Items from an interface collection

========

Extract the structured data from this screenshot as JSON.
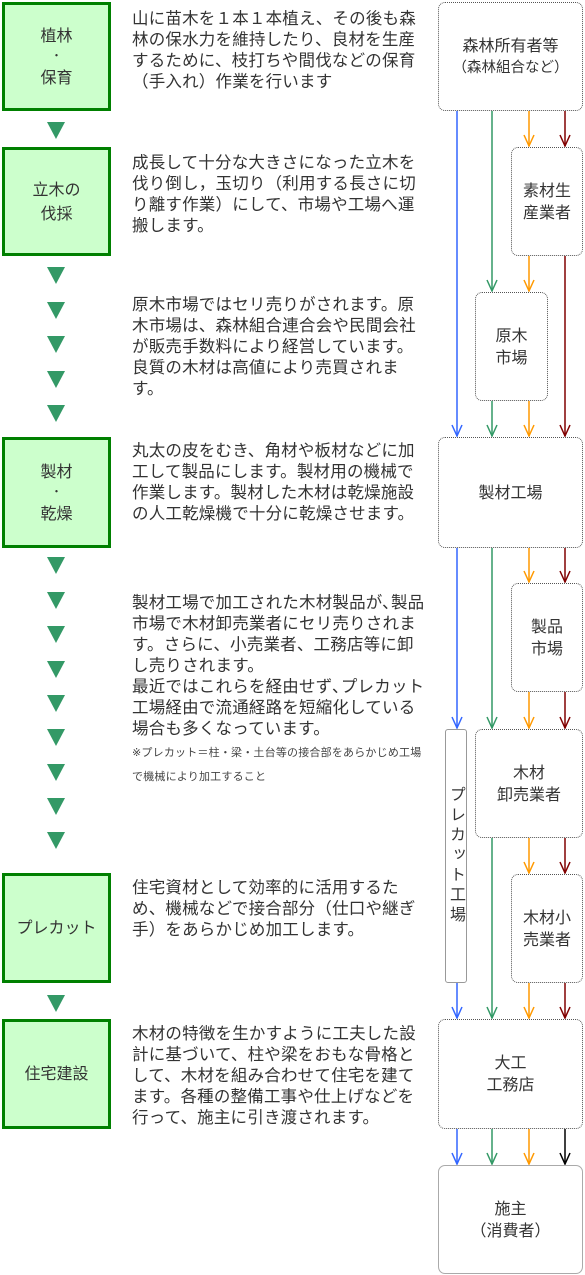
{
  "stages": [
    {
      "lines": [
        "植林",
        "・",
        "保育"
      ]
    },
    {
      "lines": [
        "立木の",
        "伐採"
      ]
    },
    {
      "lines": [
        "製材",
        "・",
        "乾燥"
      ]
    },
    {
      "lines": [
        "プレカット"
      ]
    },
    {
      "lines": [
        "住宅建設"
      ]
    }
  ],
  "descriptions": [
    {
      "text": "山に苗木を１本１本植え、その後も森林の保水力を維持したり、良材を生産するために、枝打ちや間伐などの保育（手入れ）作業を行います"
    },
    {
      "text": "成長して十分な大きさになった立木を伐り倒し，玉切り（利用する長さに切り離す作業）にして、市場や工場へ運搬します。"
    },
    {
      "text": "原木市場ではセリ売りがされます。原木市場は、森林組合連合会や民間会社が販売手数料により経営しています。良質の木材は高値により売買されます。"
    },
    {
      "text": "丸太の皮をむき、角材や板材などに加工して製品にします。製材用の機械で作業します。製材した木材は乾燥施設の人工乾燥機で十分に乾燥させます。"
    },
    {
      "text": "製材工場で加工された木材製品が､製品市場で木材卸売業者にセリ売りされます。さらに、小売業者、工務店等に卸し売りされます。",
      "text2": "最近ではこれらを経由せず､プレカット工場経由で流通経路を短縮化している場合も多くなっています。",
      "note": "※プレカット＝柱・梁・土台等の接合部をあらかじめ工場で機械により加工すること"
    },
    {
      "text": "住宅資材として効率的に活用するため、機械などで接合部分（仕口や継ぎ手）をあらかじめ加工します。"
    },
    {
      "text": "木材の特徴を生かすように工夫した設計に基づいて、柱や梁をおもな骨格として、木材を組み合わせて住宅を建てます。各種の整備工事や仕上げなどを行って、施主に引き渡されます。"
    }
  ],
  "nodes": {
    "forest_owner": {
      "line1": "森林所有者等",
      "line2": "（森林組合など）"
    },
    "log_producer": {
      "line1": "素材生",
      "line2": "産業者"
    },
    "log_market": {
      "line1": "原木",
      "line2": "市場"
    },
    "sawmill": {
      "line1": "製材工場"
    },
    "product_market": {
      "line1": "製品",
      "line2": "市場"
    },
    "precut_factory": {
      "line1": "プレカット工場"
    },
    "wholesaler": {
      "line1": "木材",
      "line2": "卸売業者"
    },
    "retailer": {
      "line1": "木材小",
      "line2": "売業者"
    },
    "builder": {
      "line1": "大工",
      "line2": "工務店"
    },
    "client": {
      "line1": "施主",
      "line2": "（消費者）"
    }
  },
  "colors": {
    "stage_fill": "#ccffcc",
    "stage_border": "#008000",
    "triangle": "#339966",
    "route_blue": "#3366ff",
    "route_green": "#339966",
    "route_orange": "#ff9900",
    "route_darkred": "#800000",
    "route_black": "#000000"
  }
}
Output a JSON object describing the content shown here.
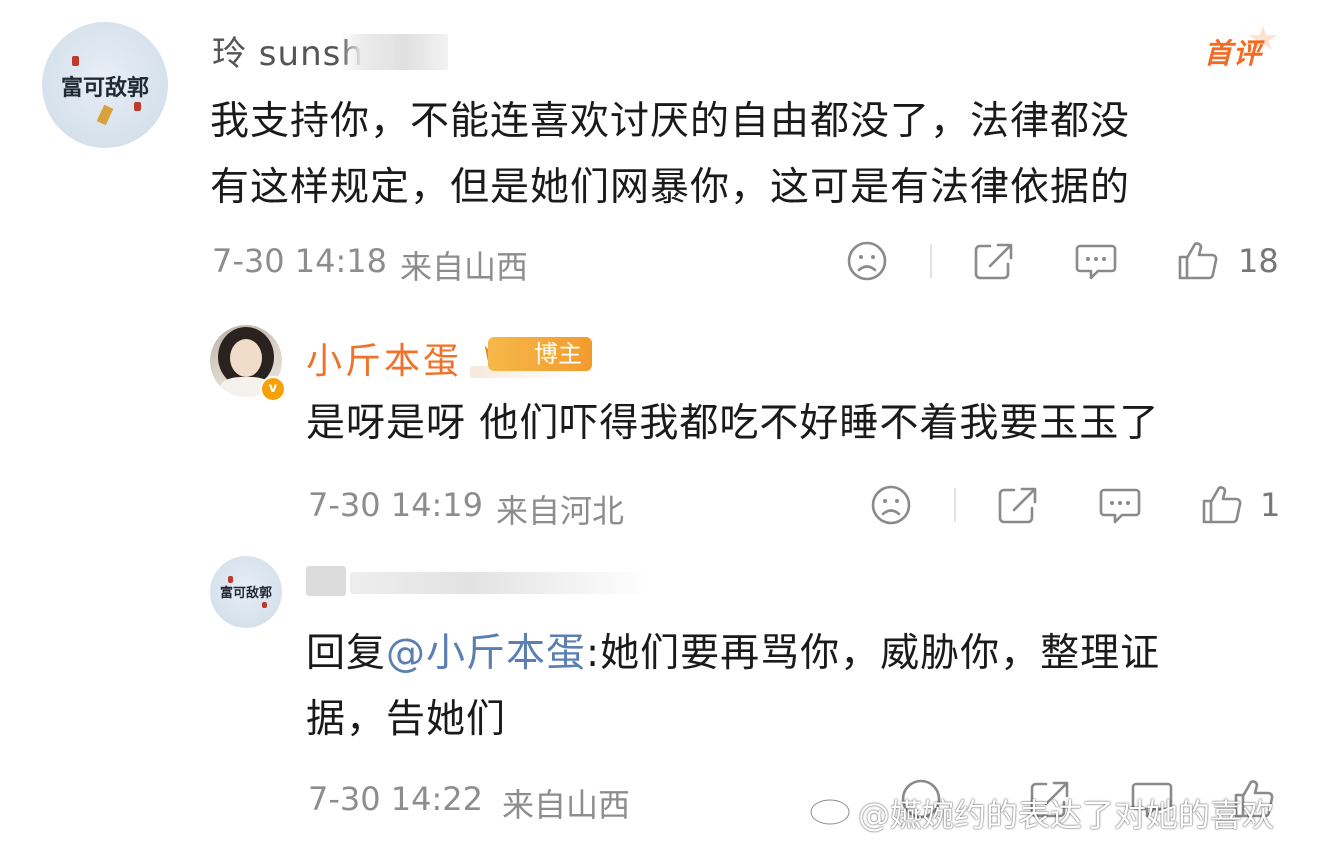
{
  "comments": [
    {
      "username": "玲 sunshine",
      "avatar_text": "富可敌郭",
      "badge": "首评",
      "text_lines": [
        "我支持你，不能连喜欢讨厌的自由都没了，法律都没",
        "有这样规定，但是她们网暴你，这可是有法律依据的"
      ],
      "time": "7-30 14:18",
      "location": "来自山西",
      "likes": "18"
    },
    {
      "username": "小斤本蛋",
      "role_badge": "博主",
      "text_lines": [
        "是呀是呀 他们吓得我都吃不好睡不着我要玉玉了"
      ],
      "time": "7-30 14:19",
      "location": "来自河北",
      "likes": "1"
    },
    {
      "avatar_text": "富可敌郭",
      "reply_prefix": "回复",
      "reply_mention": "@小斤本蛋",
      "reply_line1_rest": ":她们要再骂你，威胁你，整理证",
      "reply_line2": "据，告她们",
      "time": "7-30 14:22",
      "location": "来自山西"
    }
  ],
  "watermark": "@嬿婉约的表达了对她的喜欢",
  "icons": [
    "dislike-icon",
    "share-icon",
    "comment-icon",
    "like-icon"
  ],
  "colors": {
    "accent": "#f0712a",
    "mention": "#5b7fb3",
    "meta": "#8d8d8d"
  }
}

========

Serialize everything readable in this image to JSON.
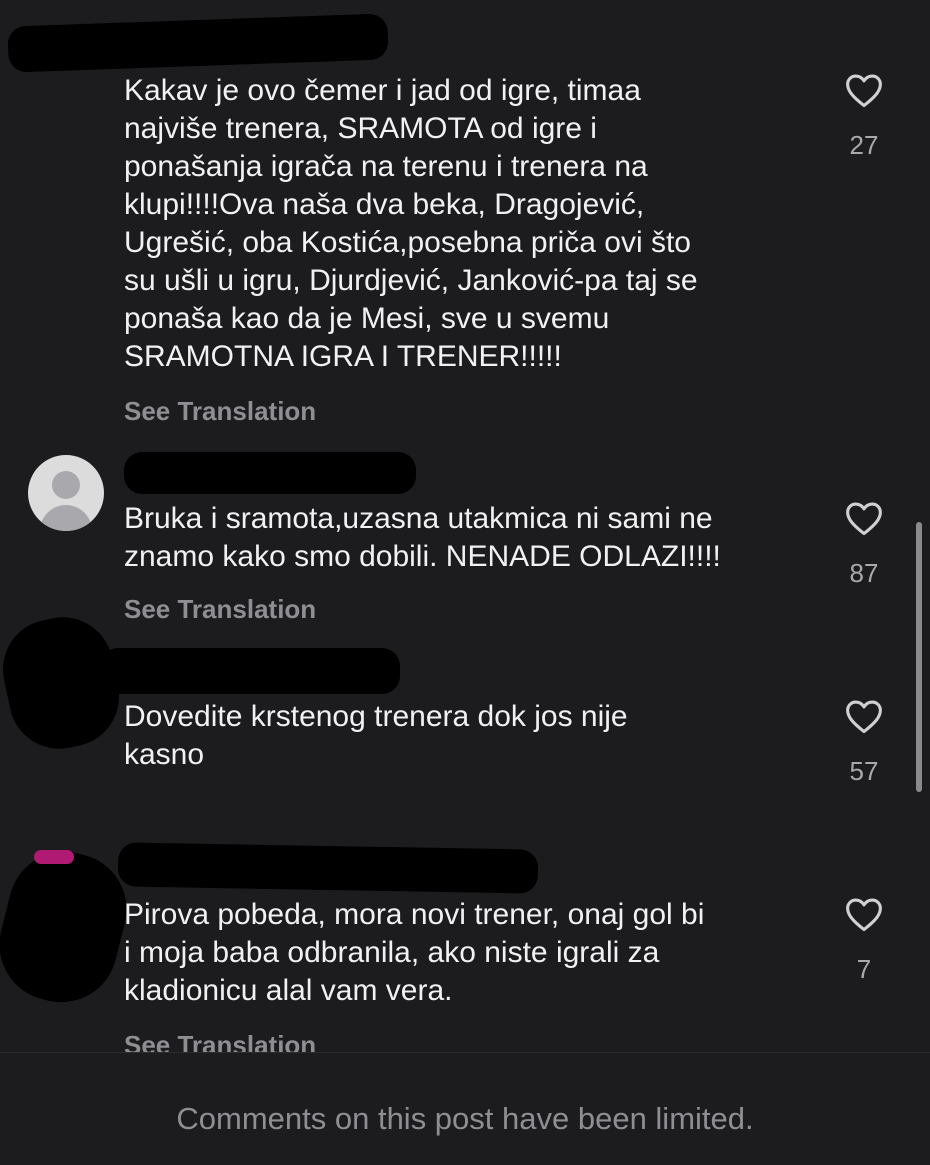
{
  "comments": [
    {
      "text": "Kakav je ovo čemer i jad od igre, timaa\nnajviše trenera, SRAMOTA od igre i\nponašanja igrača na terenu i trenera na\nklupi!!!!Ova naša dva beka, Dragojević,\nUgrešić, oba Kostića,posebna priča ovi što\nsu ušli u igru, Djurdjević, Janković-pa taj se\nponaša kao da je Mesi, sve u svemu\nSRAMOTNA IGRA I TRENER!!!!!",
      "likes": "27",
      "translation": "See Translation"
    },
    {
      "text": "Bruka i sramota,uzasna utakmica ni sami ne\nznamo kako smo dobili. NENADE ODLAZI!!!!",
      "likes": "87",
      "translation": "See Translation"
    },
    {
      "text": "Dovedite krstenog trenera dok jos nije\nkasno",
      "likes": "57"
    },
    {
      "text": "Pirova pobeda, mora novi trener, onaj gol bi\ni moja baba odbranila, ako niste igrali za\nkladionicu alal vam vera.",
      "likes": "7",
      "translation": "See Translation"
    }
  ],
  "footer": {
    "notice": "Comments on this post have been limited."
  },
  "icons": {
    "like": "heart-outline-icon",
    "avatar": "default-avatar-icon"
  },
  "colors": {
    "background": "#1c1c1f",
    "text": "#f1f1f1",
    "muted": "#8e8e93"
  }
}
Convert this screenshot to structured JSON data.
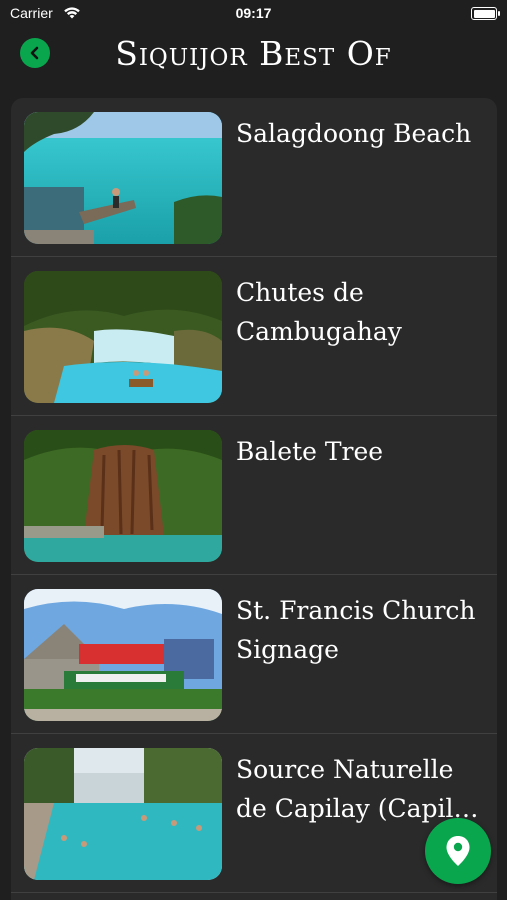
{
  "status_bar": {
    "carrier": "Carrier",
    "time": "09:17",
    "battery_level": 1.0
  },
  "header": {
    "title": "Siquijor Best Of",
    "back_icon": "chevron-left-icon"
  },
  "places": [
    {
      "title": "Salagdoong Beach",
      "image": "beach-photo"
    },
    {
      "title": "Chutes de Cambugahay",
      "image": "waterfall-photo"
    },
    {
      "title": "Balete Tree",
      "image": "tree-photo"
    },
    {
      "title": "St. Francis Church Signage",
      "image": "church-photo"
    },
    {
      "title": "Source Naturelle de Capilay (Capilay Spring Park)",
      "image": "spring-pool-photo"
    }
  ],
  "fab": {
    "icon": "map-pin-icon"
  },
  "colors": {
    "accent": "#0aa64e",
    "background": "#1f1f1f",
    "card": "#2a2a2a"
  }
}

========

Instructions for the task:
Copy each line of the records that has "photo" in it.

Exercise response:
      "image": "beach-photo"
      "image": "waterfall-photo"
      "image": "tree-photo"
      "image": "church-photo"
      "image": "spring-pool-photo"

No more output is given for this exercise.